Ataus Samad replied, bodies of four passengers were found in the 'khol' of the launch that sank near Narayanganj. I ventured to help and said perhaps you could use the term 'lower deck'. Samad bhai quickly replied, 'No, it was not a deck but more of a cargo hold.' Shahid bhai went on typing with a solemn face and said, 'khol does not have an English equivalent, English speaking countries are mostly advanced and they do not carry passengers in khol. You better use the word "khol" as it is and put it within quotation marks!' As far as I remember that was what Ataus Samad bhai exactly did.
My days as university correspondent were marked by various responsibilities and complexities. On one hand, there were the ceaseless demands of student politics; on the other was the time-consuming temptation of long hours of friendly chats. During 1961-62, I was the elected literary secretary to the SM Hall Students' Union. During the same year and the following period, I was busy discharging the responsibilities of the post of general secretary and later that of the president of the popular middle of the road students' party Chhatra Shakti. It had branches in all the halls of Dhaka University and various districts of the then East Pakistan.

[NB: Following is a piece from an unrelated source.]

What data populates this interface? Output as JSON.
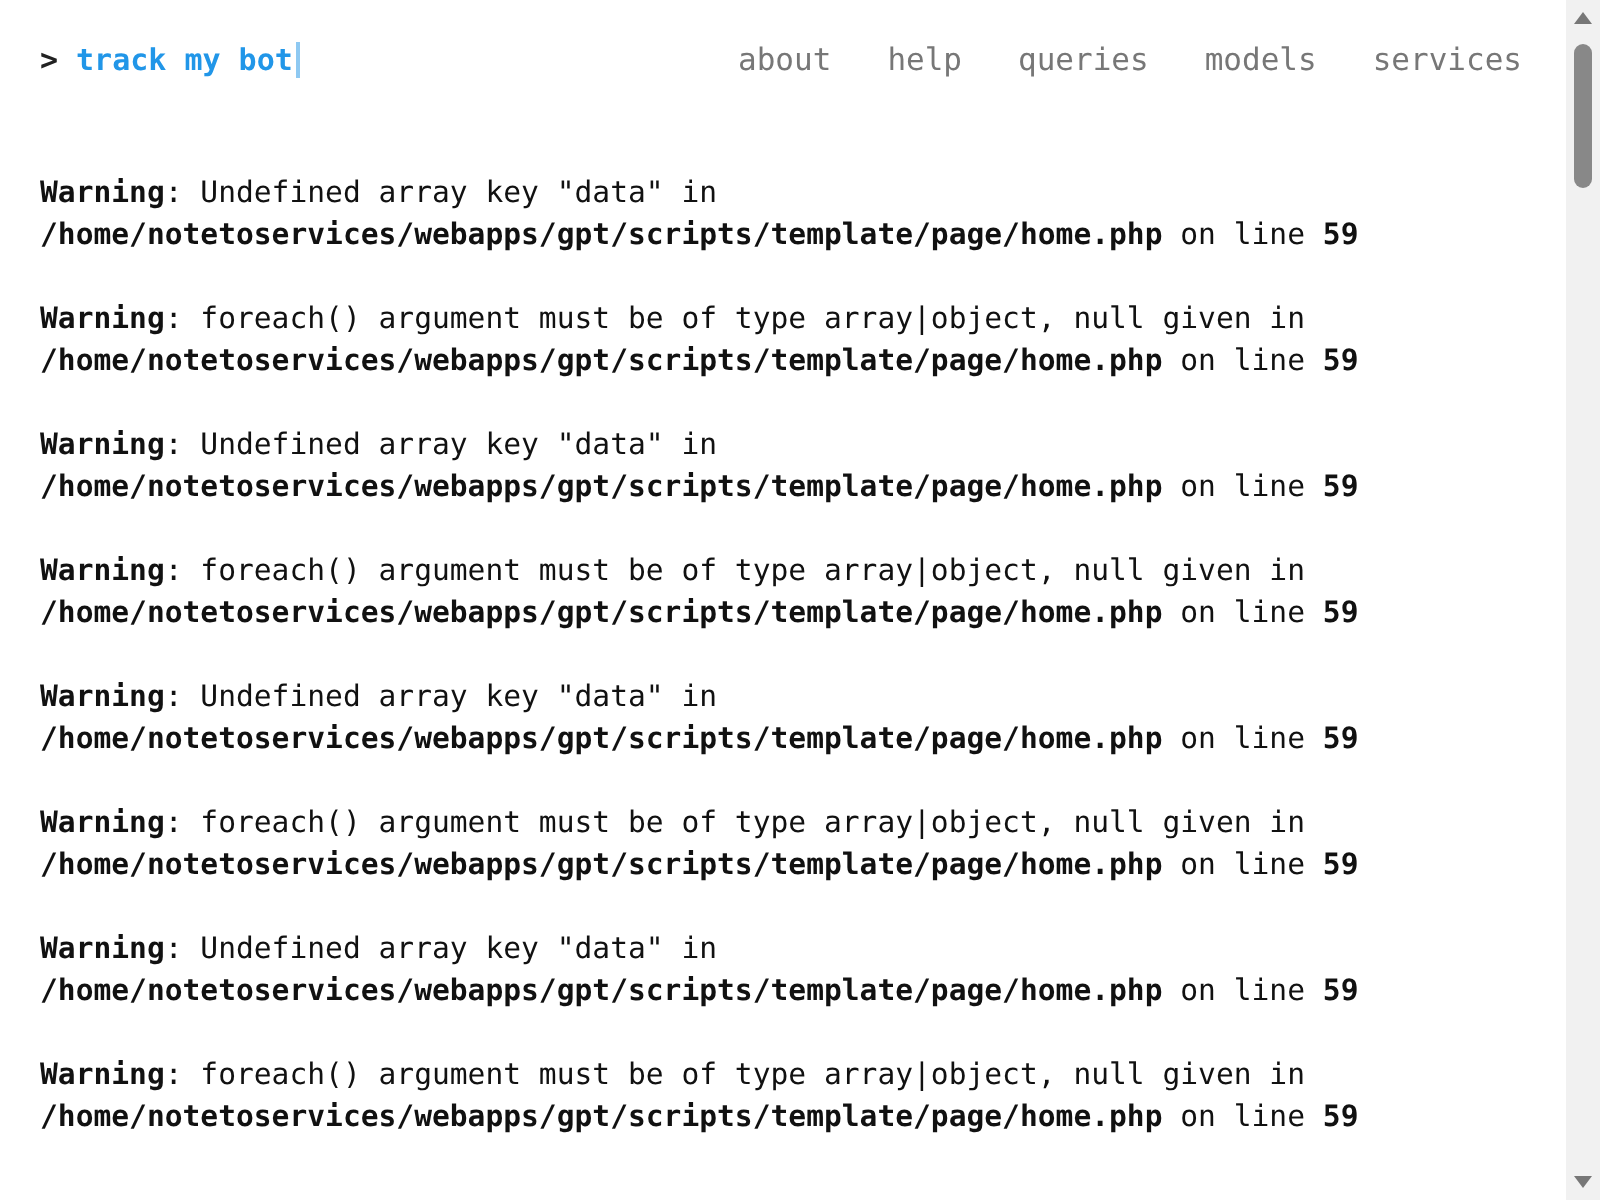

Even after all this, I never neglected my duties as a part-time journalist. In fact, it seemed that there lay grater attraction and interest for me. I remember a night in mid-1963. My MA examinations were knocking at the door. Yet, I hung around the busy Observer office at Motijheel up to 11:00pm. As I was doing light work and participating in small talks with colleagues, the shift-in-charge veteran journalist and political activist KG Mustafa, looked at me sternly. With a frown, he said, 'What are you doing here at this late hour of the night? Are you planning to appear at the MA examination extempore? This is the time for your preparations. Go home and study now. You will have plenty of time later to do journalism.'
That night I bowed my head and silently left the office. Scolding by a senior colleague naturally made me feel irritated and sorry. Nevertheless, when almost a year later despite various distractions, I stood first in first class in MA as I did earlier in BA (Honours) in 1962, among those who were most delighted and happy were my seniors in the Observer, especially KG Mustafa, ABM Musa, Shahidul Huq, Waheedul Haque, Ataus Samad, Enayetullah Khan, Abdur Rahim, Zahidul Hoque, Aminul Islam Fatik, Shamsul Huda and Humayun Kabir. So profound was the love and affection that our seniors had for us in those days of unalloyed fellowship.
I had the good fortune to do two scoops for the Observer. The first was to have a sight of a white crow on a tree in the arts building and to publish a full report with a large photograph of the rare bird. It was a front-page news story. I was having a cup of tea in Madhu's canteen during the forenoon. A classmate came running and excitedly told me, 'Shelley, there is a white crow in a tree near the pond. At first I did not believe my friend but out of curiosity went near the tree and was amazed to see a crow, all white sitting on a branch and cawing.
I lost no time in using the coin-operated telephone in the arts building to call the Observer's noted photojournalist Mozammel bhai and Bulu bhai. They took several photographs of the crow. Meanwhile, I went to the Curzon Hall science faculty to interview reputed zoology professor Dr Zakir Hossain, an expert in ornithology. He said, 'Though rare, there are a handful of white crows. In fact, they are not a separate or distinct species of crow. They are actually "Albinos" like we have among humans.'
I wrote the news story with all these information. The next day my report was published with almost a life-size photo of the white crow on the front page and only in the Observer. Other university correspondents were disappointed and sad at missing the story. But the Morning News university reporter AKM Jalaluddin was seemingly indomitable. He said to me that his editor Badruddin, a non-Bengali, had told him, 'I have seen many such white crows in my native Bihar!'
The second scoop was about an old style car that slid on its own into the pond located in the old arts building. The large car belonged to KB Ahmed who was a year junior to us. He is now a well-known businessman. The black car was parked on the bank of the pond. It was probably on the neutral gear and it wheeled down the slippery slope without a driver. The car was only half sunk as it encountered some under water barrier near the edge of the pond. The story of the sliding car was published next day on the front page of the Observer. I was naturally proud of my news reports which attracted widespread humorous attention.
Dr Mizanur Rahman Shelley, founder Chairman of Centre for Development Research (CDRB), and former technocrat Cabinet Minister of Bangladesh, died on August 12, 2019. He contributed his write-ups to the Daily Observer which are being published regularly as "The Symphony of Our Times".